Hyderabad: New Delhi-based pharmaceutical and consumer healthcare products player Ozone Group, which owns skincare brand ‘Nomarks’, announced the launch of what it claims is the country’s first indigenously developed protein sequencer, an instrument used in determining the sequence of amino acids in a protein.
Claiming it to be a breakthrough technology, Ozone chairman and managing director S.C. Sehgal said the study of protein structure and function through this instrument could speed up drug development since protein sequencing helps accurately diagnose reasons for the occurrence of diseases and disorders.
Each cell in the human body is made up of proteins, which are chains made up of amino acids in genetically-defined sequences.
The human body turns prone to diseases owing to the malfunctioning of proteins or when they break down or stop carrying out the actions they are supposed to, said Bakshy A. Chibber, a scientist instrumental in developing the new protein sequencer. He is also working as research associate professor at the department of chemistry and biotechnology in the University of Notre Dame, US.
A protein sequencer works by tagging and removing one amino acid at a time, which is analysed and identified. This is repetitively done forthe whole protein till the whole sequence is established and the functioning of the protein molecule can be mapped.

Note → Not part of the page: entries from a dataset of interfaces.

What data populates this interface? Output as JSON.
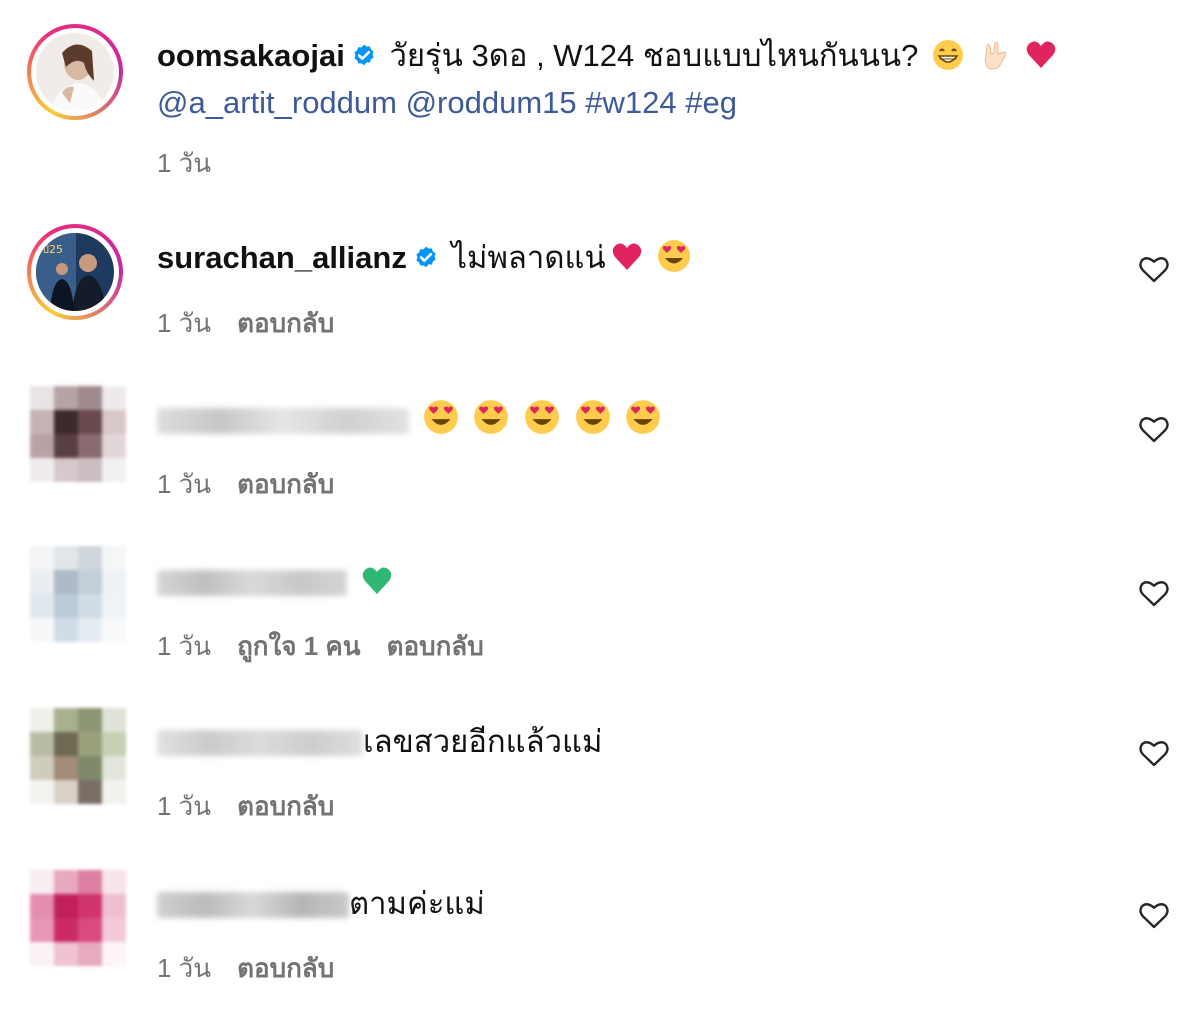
{
  "post": {
    "username": "oomsakaojai",
    "caption": "วัยรุ่น 3ดอ , W124 ชอบแบบไหนกันนน?",
    "mentions": "@a_artit_roddum @roddum15 #w124 #eg",
    "time": "1 วัน"
  },
  "comments": [
    {
      "username": "surachan_allianz",
      "text": "ไม่พลาดแน่",
      "time": "1 วัน",
      "reply": "ตอบกลับ"
    },
    {
      "username": "",
      "text": "",
      "time": "1 วัน",
      "reply": "ตอบกลับ"
    },
    {
      "username": "",
      "text": "",
      "time": "1 วัน",
      "likes": "ถูกใจ 1 คน",
      "reply": "ตอบกลับ"
    },
    {
      "username": "",
      "text": "เลขสวยอีกแล้วแม่",
      "time": "1 วัน",
      "reply": "ตอบกลับ"
    },
    {
      "username": "",
      "text": "ตามค่ะแม่",
      "time": "1 วัน",
      "reply": "ตอบกลับ"
    }
  ],
  "colors": {
    "link": "#3d5a99",
    "muted": "#737373",
    "verified": "#0095f6"
  },
  "icons": [
    "verified-badge-icon",
    "heart-outline-icon",
    "grin-emoji-icon",
    "rock-hand-emoji-icon",
    "red-heart-emoji-icon",
    "heart-eyes-emoji-icon",
    "green-heart-emoji-icon"
  ]
}
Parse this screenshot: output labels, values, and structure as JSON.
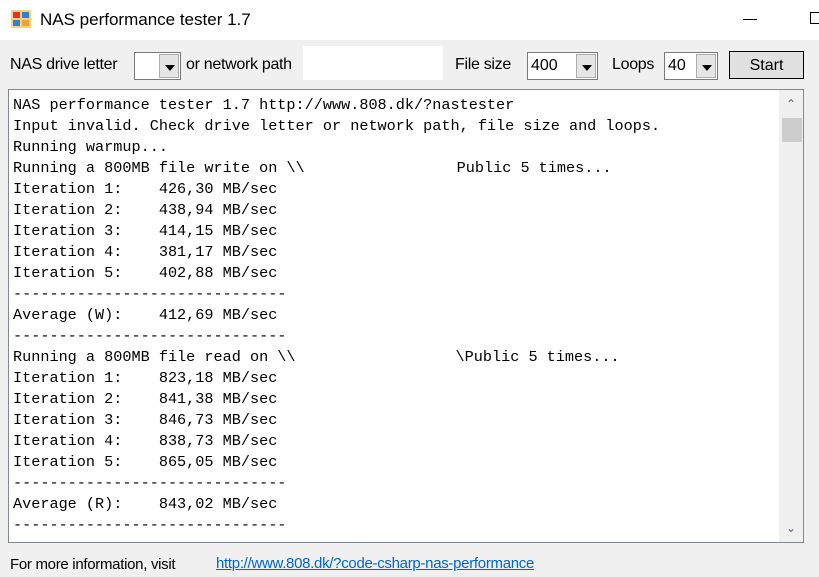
{
  "window": {
    "title": "NAS performance tester 1.7",
    "icon": "app-icon",
    "minimize_icon": "minimize-icon",
    "maximize_icon": "maximize-icon"
  },
  "toolbar": {
    "drive_label": "NAS drive letter",
    "drive_value": "",
    "network_label": "or network path",
    "network_path_value": "",
    "filesize_label": "File size",
    "filesize_value": "400",
    "loops_label": "Loops",
    "loops_value": "40",
    "start_label": "Start"
  },
  "output": {
    "lines": [
      "NAS performance tester 1.7 http://www.808.dk/?nastester",
      "Input invalid. Check drive letter or network path, file size and loops.",
      "Running warmup...",
      {
        "before": "Running a 800MB file write on \\\\",
        "after": "Public 5 times..."
      },
      "Iteration 1:    426,30 MB/sec",
      "Iteration 2:    438,94 MB/sec",
      "Iteration 3:    414,15 MB/sec",
      "Iteration 4:    381,17 MB/sec",
      "Iteration 5:    402,88 MB/sec",
      "------------------------------",
      "Average (W):    412,69 MB/sec",
      "------------------------------",
      {
        "before": "Running a 800MB file read on \\\\",
        "after": "\\Public 5 times..."
      },
      "Iteration 1:    823,18 MB/sec",
      "Iteration 2:    841,38 MB/sec",
      "Iteration 3:    846,73 MB/sec",
      "Iteration 4:    838,73 MB/sec",
      "Iteration 5:    865,05 MB/sec",
      "------------------------------",
      "Average (R):    843,02 MB/sec",
      "------------------------------"
    ]
  },
  "footer": {
    "text": "For more information, visit",
    "link": "http://www.808.dk/?code-csharp-nas-performance"
  }
}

Unravelling the structure of proteins is key to understanding cellular processes. Understanding such processes in turn allows pharmaceutical scientists develop drugs that can be used to target specific metabolic processes at the cellular level to be able to effectively address disorders and diseases.
The new protein sequencer developed by Ozone works more efficiently than theimported ones currently used in India, according to Chibber.
The players in the global protein sequencer market include the US-based American Biotech Industries with a dominant market share of over 90% and Hewlett-Packard Co. with a market share of over 6%, Chibber added.
The protein sequencer developed by Ozone, currently under study for its prototype, would be presented at the Analytica Anacon India 2007, a three-day international exhibition for analytical instrumentation, life sciences, laboratory technology and services, beginning 31 October at Hyderabad.
The global market for protein sequencers is estimated at around $20 billion (approximately Rs79,000 crore).
In India, sales of such sequencers stand at around Rs70 crore. Ozone’s Sehgal said the company’s instrument would be made available in the domestic market before March.
Ozone, which runs Ozone Ayurveda and Ozone Pharmaceuticals, is aiming at revenues of Rs200 crore this fiscal year.